‘We’re often asked to take on jobs as lead supplier and draw up a list of second-tier companies while remaining the main point of contact for the customer,’ says Lowe. ‘Access to a wide range of companies you are familiar with and can just jump in a car and visit is a big plus.’
If clusters really are the future model for regional economies, then the East Midlands may be better placed than many to take full advantage.
Nigel Chubb, director and chief executive of the Engineering Employers’ Federation in the East Midlands, says that ‘possibly more by chance than design’ the region has become home to small groups of specialised companies.
‘Unlike the West Midlands, we have no big regional centre, which some have seen as a problem,’ says Chubb. ‘But I see it as an advantage, because we have distinct pools of success in various areas and have never had all our eggs in one basket.’
The motorsport cluster in Northamptonshire, machine tools around Leicester, suppliers serving Alstom in Lincolnshire and even Raleigh (still an important employer in Nottingham) are among the well-established East Midlands hubs. It is home to plants of world-class companies, such as Rolls-Royce, Toyota and Adtranz. The DTI acknowledges it supports an aerospace cluster of ‘international significance’.

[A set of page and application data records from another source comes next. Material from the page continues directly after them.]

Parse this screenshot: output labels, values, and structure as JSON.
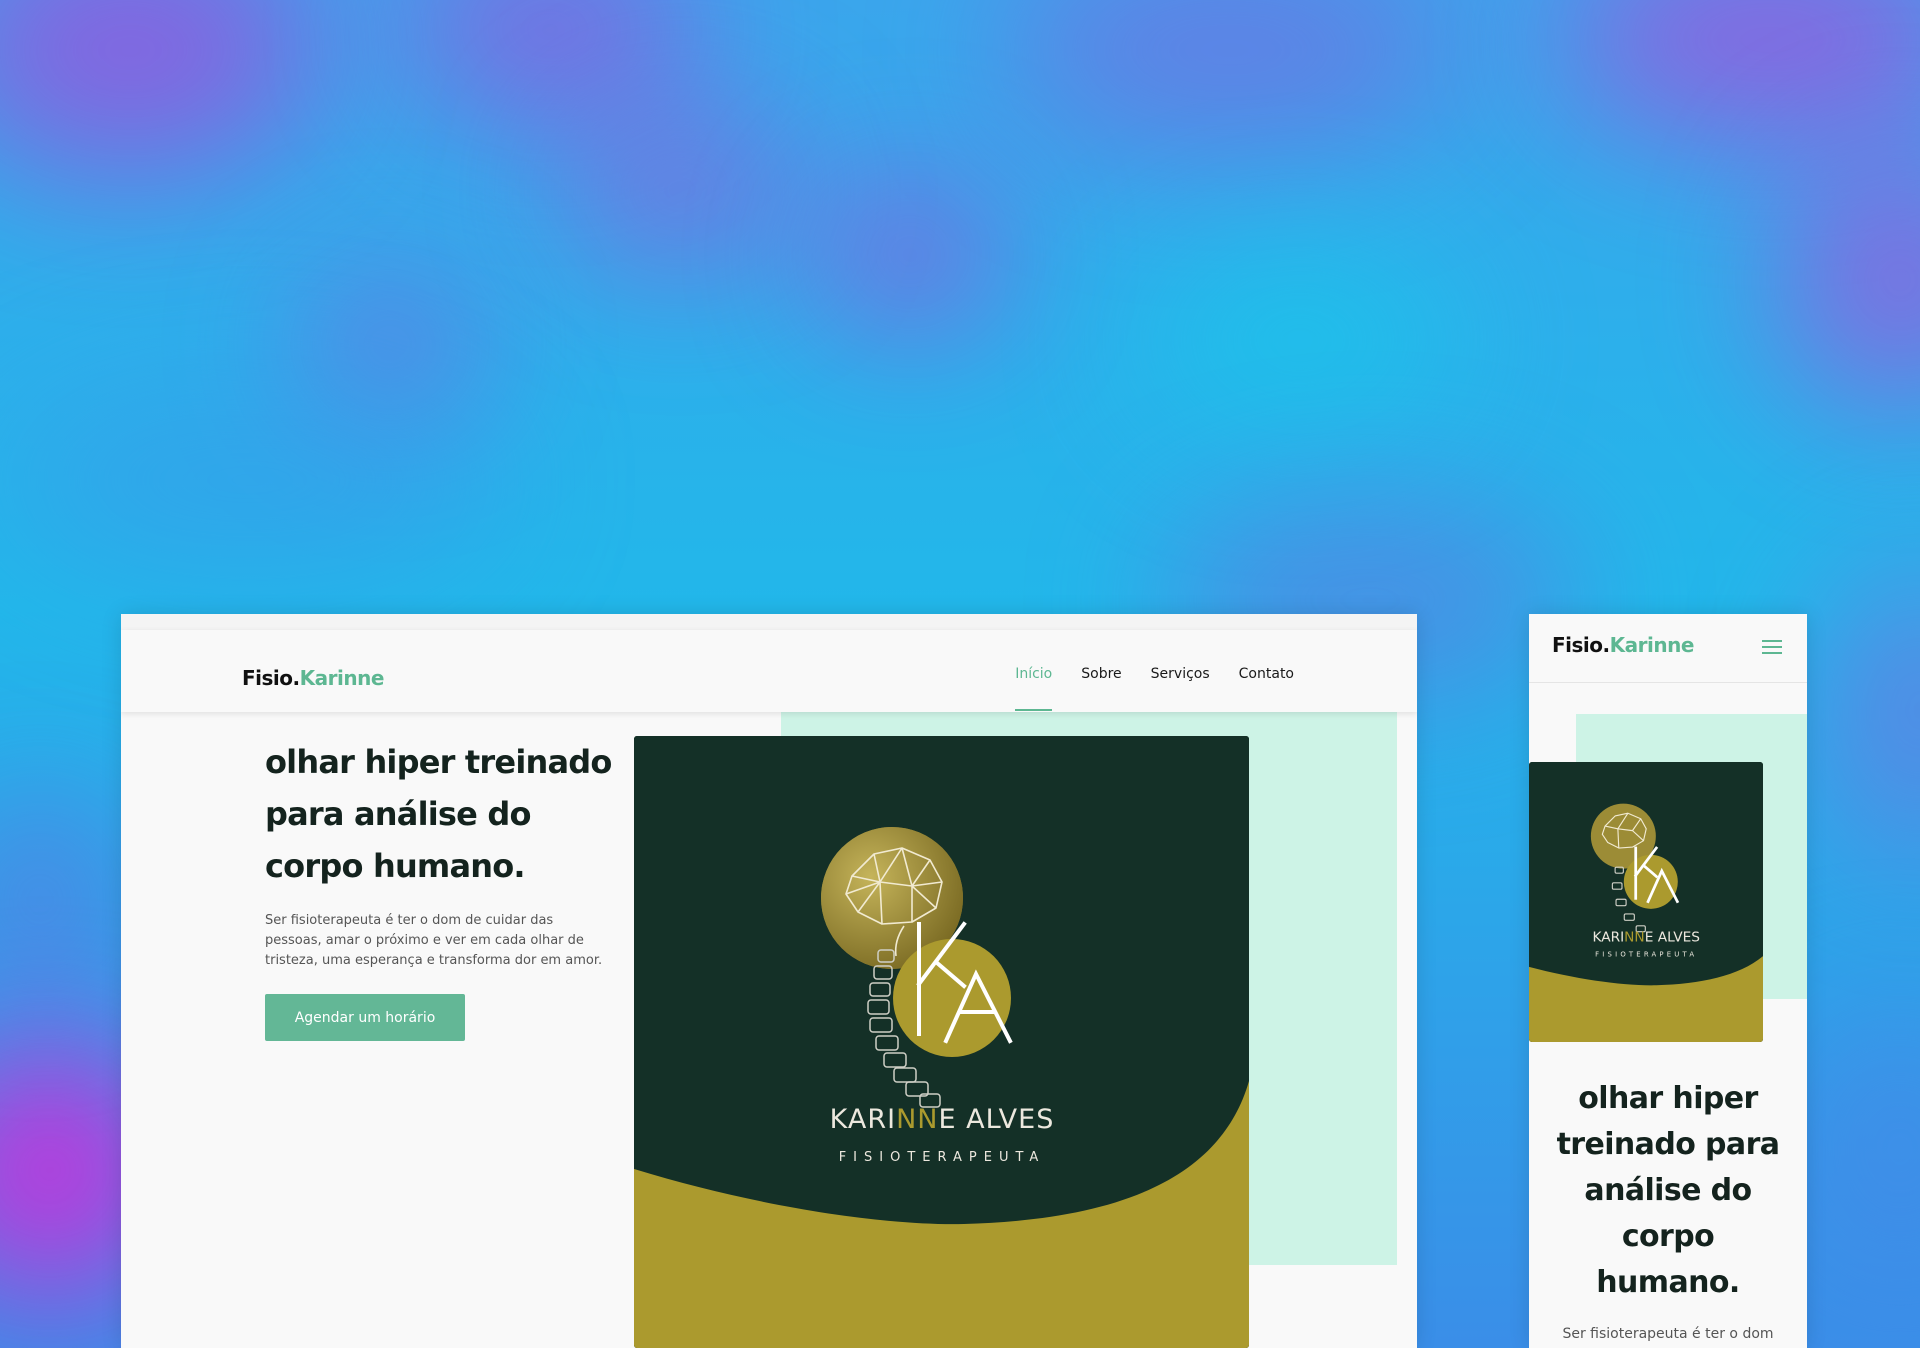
{
  "site": {
    "brand_prefix": "Fisio.",
    "brand_name": "Karinne",
    "accent_color": "#5db792",
    "nav": [
      {
        "label": "Início",
        "active": true
      },
      {
        "label": "Sobre",
        "active": false
      },
      {
        "label": "Serviços",
        "active": false
      },
      {
        "label": "Contato",
        "active": false
      }
    ],
    "menu_icon": "hamburger-menu-icon"
  },
  "hero": {
    "title_lines": [
      "olhar hiper treinado",
      "para análise do",
      "corpo humano."
    ],
    "description_lines": [
      "Ser fisioterapeuta é ter o dom de cuidar das",
      "pessoas, amar o próximo e ver em cada olhar de",
      "tristeza, uma esperança e transforma dor em amor."
    ],
    "cta_label": "Agendar um horário"
  },
  "logo": {
    "monogram": "KA",
    "name_part1": "KARI",
    "name_highlight": "NN",
    "name_part2": "E ALVES",
    "subtitle": "FISIOTERAPEUTA",
    "colors": {
      "dark_green": "#143027",
      "olive": "#ab9a2e",
      "mint": "#cdf3e6"
    }
  },
  "mobile": {
    "title_lines": [
      "olhar hiper",
      "treinado para",
      "análise do",
      "corpo",
      "humano."
    ],
    "description_snippet": "Ser fisioterapeuta é ter o dom"
  }
}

But Chubb says predicting the regional investment plans of companies like these has become almost impossible, given the complex global markets in which they operate.’It is very hard to know what the plans for these sites are, because the people running them at local or even national level may not know,’ he says. ‘All we can do is develop a first-rate infrastructure, regionally and in the UK as a whole.’
To help create that infrastructure, the Midlands business community is forging strong links with local universities. Along with the RDAs and business community, universities are at the forefront of a three-pronged push to commercialise the Midlands’ engineering and technology innovators.

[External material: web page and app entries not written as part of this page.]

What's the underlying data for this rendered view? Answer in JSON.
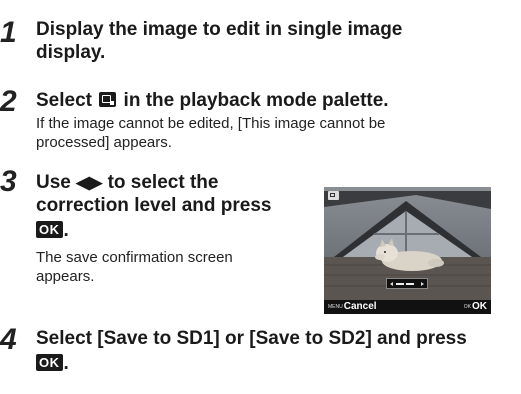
{
  "steps": [
    {
      "number": "1",
      "heading_line1": "Display the image to edit in single image",
      "heading_line2": "display."
    },
    {
      "number": "2",
      "heading_pre": "Select",
      "heading_icon": "image-edit-palette-icon",
      "heading_post": "in the playback mode palette.",
      "body_line1": "If the image cannot be edited, [This image cannot be",
      "body_line2": "processed] appears."
    },
    {
      "number": "3",
      "heading_line1_pre": "Use",
      "heading_arrows": "◀▶",
      "heading_line1_post": "to select the",
      "heading_line2": "correction level and press",
      "heading_ok": "OK",
      "heading_end": ".",
      "body_line1": "The save confirmation screen",
      "body_line2": "appears."
    },
    {
      "number": "4",
      "heading_line1": "Select [Save to SD1] or [Save to SD2] and press",
      "heading_ok": "OK",
      "heading_end": "."
    }
  ],
  "camera_screen": {
    "top_left_icon": "image-edit-icon",
    "menu_tag": "MENU",
    "cancel_label": "Cancel",
    "ok_tag": "OK",
    "ok_label": "OK",
    "level_indicator": "correction-level-slider"
  }
}
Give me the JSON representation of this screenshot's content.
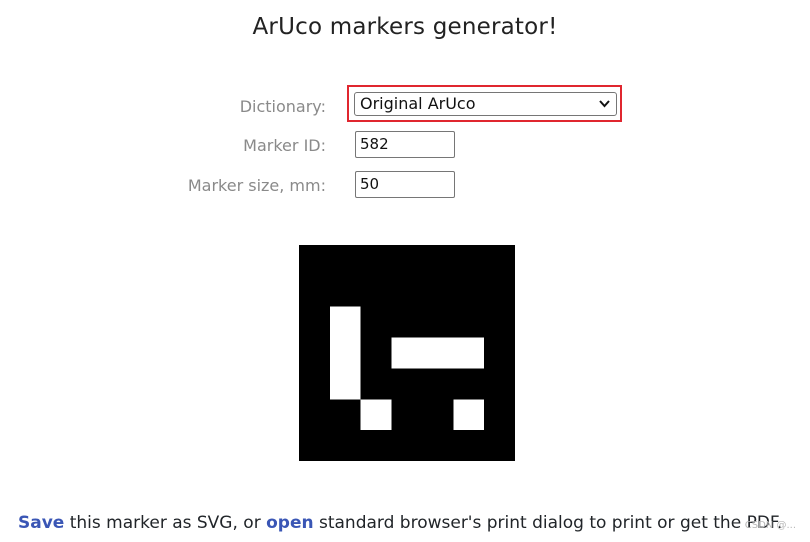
{
  "page": {
    "title": "ArUco markers generator!"
  },
  "form": {
    "dictionary": {
      "label": "Dictionary:",
      "selected": "Original ArUco"
    },
    "marker_id": {
      "label": "Marker ID:",
      "value": "582"
    },
    "marker_size": {
      "label": "Marker size, mm:",
      "value": "50"
    }
  },
  "marker": {
    "grid_cells": 7,
    "bits": [
      [
        0,
        0,
        0,
        0,
        0
      ],
      [
        1,
        0,
        0,
        0,
        0
      ],
      [
        1,
        0,
        1,
        1,
        1
      ],
      [
        1,
        0,
        0,
        0,
        0
      ],
      [
        0,
        1,
        0,
        0,
        1
      ]
    ],
    "foreground": "#000000",
    "background": "#ffffff"
  },
  "footer": {
    "save_link": "Save",
    "text_1": " this marker as SVG, or ",
    "open_link": "open",
    "text_2": " standard browser's print dialog to print or get the PDF."
  },
  "watermark": "CSDN @..."
}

In the West Midlands, Warwick University is lead partner in the Mercia Institute of Enterprise, a joint venture by several of the region’s universities, including Aston, Birmingham and Keele.
The institute wants to set up at least 10 new firms in fast-growing technology markets each year by encouraging engineering and science students to commercialise innovations. Financial support and business training to the tune of £10m is being provided.
In the east Midlands, Nottingham University’s Institute for Enterprise and Innovation has similar aims. The Rolls-Royce Manufacturing Technology Research Centre, also at Nottingham, aims to help engineering research work hand in hand with the needs of industry.
There are also encouraging signs that individual sectors in the Midlands are now more prepared to blow their own trumpets. One notable example is Motorsport Valley, an initiative led by the Motorsport Industry Association (MIA), which has gained the enthusiastic support of the RDAs.
The more than 4,000 businesses involved in providing engineering, technology and other services to global motorsport are mostly located in a corridor taking in the east and West Midlands along with the south east and East Anglia.
This corridor is unique to the UK, employs 30,000 engineers and turns over around £3bn. But the MIA realised its position in such a global sport is fragile, with North American and Asian competitors all too willing to take advantage of any weakness.
Its response was the Motorsport Valley Pathfinders to Prosperity, an initiative in conjunction with the RDAs to provide the support and investment needed to keep its world-class status. This includes forging better links between motorsport teams and local technology, and includes plans for a UK motorsport academy.
Keeping the critical mass of the motorsport industry in the UK is just one of the many challenges facing the Midlands. If such high-tech jobs can prosper, then the region could see a dramatic turnaround over the next decade.